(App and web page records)
--
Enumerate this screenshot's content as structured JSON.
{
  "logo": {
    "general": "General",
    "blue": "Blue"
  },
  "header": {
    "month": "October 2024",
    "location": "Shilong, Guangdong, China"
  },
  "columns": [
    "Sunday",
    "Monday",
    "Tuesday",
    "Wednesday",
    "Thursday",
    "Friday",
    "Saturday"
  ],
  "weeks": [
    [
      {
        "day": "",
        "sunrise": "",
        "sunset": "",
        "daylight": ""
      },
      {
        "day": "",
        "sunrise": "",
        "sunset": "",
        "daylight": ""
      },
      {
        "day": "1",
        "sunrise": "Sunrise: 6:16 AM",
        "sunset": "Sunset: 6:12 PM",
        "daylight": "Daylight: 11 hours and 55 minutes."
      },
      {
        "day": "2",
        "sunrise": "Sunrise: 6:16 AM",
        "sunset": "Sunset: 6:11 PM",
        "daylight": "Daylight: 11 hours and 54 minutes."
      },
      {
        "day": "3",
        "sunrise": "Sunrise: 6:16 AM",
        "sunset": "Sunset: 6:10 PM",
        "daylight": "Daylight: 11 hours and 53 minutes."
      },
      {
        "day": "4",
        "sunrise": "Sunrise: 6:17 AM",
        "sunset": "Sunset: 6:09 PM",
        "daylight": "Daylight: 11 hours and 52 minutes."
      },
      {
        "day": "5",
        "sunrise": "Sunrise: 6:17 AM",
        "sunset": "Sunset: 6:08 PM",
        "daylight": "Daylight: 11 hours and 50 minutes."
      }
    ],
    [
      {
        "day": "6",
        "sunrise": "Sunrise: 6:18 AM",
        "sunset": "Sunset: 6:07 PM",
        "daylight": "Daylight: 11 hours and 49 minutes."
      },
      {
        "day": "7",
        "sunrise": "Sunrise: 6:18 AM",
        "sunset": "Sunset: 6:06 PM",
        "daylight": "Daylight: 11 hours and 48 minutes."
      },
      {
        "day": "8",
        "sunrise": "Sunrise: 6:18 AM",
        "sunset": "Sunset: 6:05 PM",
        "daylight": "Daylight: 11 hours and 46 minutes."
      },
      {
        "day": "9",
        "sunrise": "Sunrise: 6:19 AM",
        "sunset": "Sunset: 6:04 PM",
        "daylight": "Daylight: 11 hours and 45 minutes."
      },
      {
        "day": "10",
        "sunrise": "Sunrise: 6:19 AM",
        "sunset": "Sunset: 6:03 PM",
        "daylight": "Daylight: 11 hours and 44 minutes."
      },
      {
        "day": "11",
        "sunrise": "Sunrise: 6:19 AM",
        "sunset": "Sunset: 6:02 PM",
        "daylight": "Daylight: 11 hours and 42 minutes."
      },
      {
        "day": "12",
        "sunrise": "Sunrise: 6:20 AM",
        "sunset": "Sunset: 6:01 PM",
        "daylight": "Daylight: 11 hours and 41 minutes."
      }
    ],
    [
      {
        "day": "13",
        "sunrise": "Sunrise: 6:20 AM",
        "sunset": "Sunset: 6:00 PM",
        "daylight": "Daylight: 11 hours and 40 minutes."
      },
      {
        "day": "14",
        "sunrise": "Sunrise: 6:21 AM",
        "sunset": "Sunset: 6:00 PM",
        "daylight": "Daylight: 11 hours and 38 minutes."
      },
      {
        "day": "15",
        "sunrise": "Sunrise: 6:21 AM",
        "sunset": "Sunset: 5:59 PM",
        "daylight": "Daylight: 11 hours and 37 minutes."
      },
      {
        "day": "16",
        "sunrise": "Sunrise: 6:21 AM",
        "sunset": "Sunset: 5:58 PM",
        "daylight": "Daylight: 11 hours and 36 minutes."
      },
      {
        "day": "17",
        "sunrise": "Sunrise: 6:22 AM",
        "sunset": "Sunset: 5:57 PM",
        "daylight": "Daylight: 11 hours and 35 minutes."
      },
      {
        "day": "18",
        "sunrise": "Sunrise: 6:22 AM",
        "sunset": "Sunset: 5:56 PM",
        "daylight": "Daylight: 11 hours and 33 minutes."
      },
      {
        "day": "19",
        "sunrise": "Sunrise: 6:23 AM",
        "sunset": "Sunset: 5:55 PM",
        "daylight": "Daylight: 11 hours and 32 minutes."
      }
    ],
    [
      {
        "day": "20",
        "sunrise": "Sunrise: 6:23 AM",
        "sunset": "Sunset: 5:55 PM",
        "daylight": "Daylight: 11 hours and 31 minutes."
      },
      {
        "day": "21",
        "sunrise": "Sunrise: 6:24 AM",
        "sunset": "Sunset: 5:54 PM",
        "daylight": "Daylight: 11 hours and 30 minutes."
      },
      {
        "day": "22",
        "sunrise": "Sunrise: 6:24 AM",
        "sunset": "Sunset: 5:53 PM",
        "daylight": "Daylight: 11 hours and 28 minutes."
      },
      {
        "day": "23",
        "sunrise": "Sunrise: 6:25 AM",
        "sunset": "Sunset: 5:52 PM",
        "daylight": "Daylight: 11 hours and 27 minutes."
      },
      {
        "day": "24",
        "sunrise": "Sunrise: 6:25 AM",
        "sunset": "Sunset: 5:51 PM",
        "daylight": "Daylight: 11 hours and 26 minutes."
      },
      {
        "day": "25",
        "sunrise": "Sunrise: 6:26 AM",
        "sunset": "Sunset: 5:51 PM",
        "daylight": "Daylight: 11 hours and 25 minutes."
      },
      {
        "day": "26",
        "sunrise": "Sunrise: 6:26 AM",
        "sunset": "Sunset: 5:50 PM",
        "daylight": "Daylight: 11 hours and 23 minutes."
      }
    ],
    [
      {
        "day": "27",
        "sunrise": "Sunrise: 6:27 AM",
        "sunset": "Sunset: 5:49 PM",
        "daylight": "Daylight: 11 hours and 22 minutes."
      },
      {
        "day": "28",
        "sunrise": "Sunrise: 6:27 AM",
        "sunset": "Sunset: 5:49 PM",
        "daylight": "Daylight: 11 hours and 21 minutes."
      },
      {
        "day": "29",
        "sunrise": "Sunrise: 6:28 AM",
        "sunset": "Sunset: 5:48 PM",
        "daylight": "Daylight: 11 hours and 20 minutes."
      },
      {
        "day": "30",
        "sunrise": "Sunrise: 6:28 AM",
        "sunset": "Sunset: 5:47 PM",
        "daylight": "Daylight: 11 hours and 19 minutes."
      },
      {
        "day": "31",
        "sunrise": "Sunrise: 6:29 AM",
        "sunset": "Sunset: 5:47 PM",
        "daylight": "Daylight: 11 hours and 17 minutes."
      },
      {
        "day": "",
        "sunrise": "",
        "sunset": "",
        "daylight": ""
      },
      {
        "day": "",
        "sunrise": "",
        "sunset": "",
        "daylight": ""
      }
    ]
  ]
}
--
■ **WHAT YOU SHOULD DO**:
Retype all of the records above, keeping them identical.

■ **TASK ANSWER**:
Enumerate this screenshot's content as structured JSON.
{
  "logo": {
    "general": "General",
    "blue": "Blue"
  },
  "header": {
    "month": "October 2024",
    "location": "Shilong, Guangdong, China"
  },
  "columns": [
    "Sunday",
    "Monday",
    "Tuesday",
    "Wednesday",
    "Thursday",
    "Friday",
    "Saturday"
  ],
  "weeks": [
    [
      {
        "day": "",
        "sunrise": "",
        "sunset": "",
        "daylight": ""
      },
      {
        "day": "",
        "sunrise": "",
        "sunset": "",
        "daylight": ""
      },
      {
        "day": "1",
        "sunrise": "Sunrise: 6:16 AM",
        "sunset": "Sunset: 6:12 PM",
        "daylight": "Daylight: 11 hours and 55 minutes."
      },
      {
        "day": "2",
        "sunrise": "Sunrise: 6:16 AM",
        "sunset": "Sunset: 6:11 PM",
        "daylight": "Daylight: 11 hours and 54 minutes."
      },
      {
        "day": "3",
        "sunrise": "Sunrise: 6:16 AM",
        "sunset": "Sunset: 6:10 PM",
        "daylight": "Daylight: 11 hours and 53 minutes."
      },
      {
        "day": "4",
        "sunrise": "Sunrise: 6:17 AM",
        "sunset": "Sunset: 6:09 PM",
        "daylight": "Daylight: 11 hours and 52 minutes."
      },
      {
        "day": "5",
        "sunrise": "Sunrise: 6:17 AM",
        "sunset": "Sunset: 6:08 PM",
        "daylight": "Daylight: 11 hours and 50 minutes."
      }
    ],
    [
      {
        "day": "6",
        "sunrise": "Sunrise: 6:18 AM",
        "sunset": "Sunset: 6:07 PM",
        "daylight": "Daylight: 11 hours and 49 minutes."
      },
      {
        "day": "7",
        "sunrise": "Sunrise: 6:18 AM",
        "sunset": "Sunset: 6:06 PM",
        "daylight": "Daylight: 11 hours and 48 minutes."
      },
      {
        "day": "8",
        "sunrise": "Sunrise: 6:18 AM",
        "sunset": "Sunset: 6:05 PM",
        "daylight": "Daylight: 11 hours and 46 minutes."
      },
      {
        "day": "9",
        "sunrise": "Sunrise: 6:19 AM",
        "sunset": "Sunset: 6:04 PM",
        "daylight": "Daylight: 11 hours and 45 minutes."
      },
      {
        "day": "10",
        "sunrise": "Sunrise: 6:19 AM",
        "sunset": "Sunset: 6:03 PM",
        "daylight": "Daylight: 11 hours and 44 minutes."
      },
      {
        "day": "11",
        "sunrise": "Sunrise: 6:19 AM",
        "sunset": "Sunset: 6:02 PM",
        "daylight": "Daylight: 11 hours and 42 minutes."
      },
      {
        "day": "12",
        "sunrise": "Sunrise: 6:20 AM",
        "sunset": "Sunset: 6:01 PM",
        "daylight": "Daylight: 11 hours and 41 minutes."
      }
    ],
    [
      {
        "day": "13",
        "sunrise": "Sunrise: 6:20 AM",
        "sunset": "Sunset: 6:00 PM",
        "daylight": "Daylight: 11 hours and 40 minutes."
      },
      {
        "day": "14",
        "sunrise": "Sunrise: 6:21 AM",
        "sunset": "Sunset: 6:00 PM",
        "daylight": "Daylight: 11 hours and 38 minutes."
      },
      {
        "day": "15",
        "sunrise": "Sunrise: 6:21 AM",
        "sunset": "Sunset: 5:59 PM",
        "daylight": "Daylight: 11 hours and 37 minutes."
      },
      {
        "day": "16",
        "sunrise": "Sunrise: 6:21 AM",
        "sunset": "Sunset: 5:58 PM",
        "daylight": "Daylight: 11 hours and 36 minutes."
      },
      {
        "day": "17",
        "sunrise": "Sunrise: 6:22 AM",
        "sunset": "Sunset: 5:57 PM",
        "daylight": "Daylight: 11 hours and 35 minutes."
      },
      {
        "day": "18",
        "sunrise": "Sunrise: 6:22 AM",
        "sunset": "Sunset: 5:56 PM",
        "daylight": "Daylight: 11 hours and 33 minutes."
      },
      {
        "day": "19",
        "sunrise": "Sunrise: 6:23 AM",
        "sunset": "Sunset: 5:55 PM",
        "daylight": "Daylight: 11 hours and 32 minutes."
      }
    ],
    [
      {
        "day": "20",
        "sunrise": "Sunrise: 6:23 AM",
        "sunset": "Sunset: 5:55 PM",
        "daylight": "Daylight: 11 hours and 31 minutes."
      },
      {
        "day": "21",
        "sunrise": "Sunrise: 6:24 AM",
        "sunset": "Sunset: 5:54 PM",
        "daylight": "Daylight: 11 hours and 30 minutes."
      },
      {
        "day": "22",
        "sunrise": "Sunrise: 6:24 AM",
        "sunset": "Sunset: 5:53 PM",
        "daylight": "Daylight: 11 hours and 28 minutes."
      },
      {
        "day": "23",
        "sunrise": "Sunrise: 6:25 AM",
        "sunset": "Sunset: 5:52 PM",
        "daylight": "Daylight: 11 hours and 27 minutes."
      },
      {
        "day": "24",
        "sunrise": "Sunrise: 6:25 AM",
        "sunset": "Sunset: 5:51 PM",
        "daylight": "Daylight: 11 hours and 26 minutes."
      },
      {
        "day": "25",
        "sunrise": "Sunrise: 6:26 AM",
        "sunset": "Sunset: 5:51 PM",
        "daylight": "Daylight: 11 hours and 25 minutes."
      },
      {
        "day": "26",
        "sunrise": "Sunrise: 6:26 AM",
        "sunset": "Sunset: 5:50 PM",
        "daylight": "Daylight: 11 hours and 23 minutes."
      }
    ],
    [
      {
        "day": "27",
        "sunrise": "Sunrise: 6:27 AM",
        "sunset": "Sunset: 5:49 PM",
        "daylight": "Daylight: 11 hours and 22 minutes."
      },
      {
        "day": "28",
        "sunrise": "Sunrise: 6:27 AM",
        "sunset": "Sunset: 5:49 PM",
        "daylight": "Daylight: 11 hours and 21 minutes."
      },
      {
        "day": "29",
        "sunrise": "Sunrise: 6:28 AM",
        "sunset": "Sunset: 5:48 PM",
        "daylight": "Daylight: 11 hours and 20 minutes."
      },
      {
        "day": "30",
        "sunrise": "Sunrise: 6:28 AM",
        "sunset": "Sunset: 5:47 PM",
        "daylight": "Daylight: 11 hours and 19 minutes."
      },
      {
        "day": "31",
        "sunrise": "Sunrise: 6:29 AM",
        "sunset": "Sunset: 5:47 PM",
        "daylight": "Daylight: 11 hours and 17 minutes."
      },
      {
        "day": "",
        "sunrise": "",
        "sunset": "",
        "daylight": ""
      },
      {
        "day": "",
        "sunrise": "",
        "sunset": "",
        "daylight": ""
      }
    ]
  ]
}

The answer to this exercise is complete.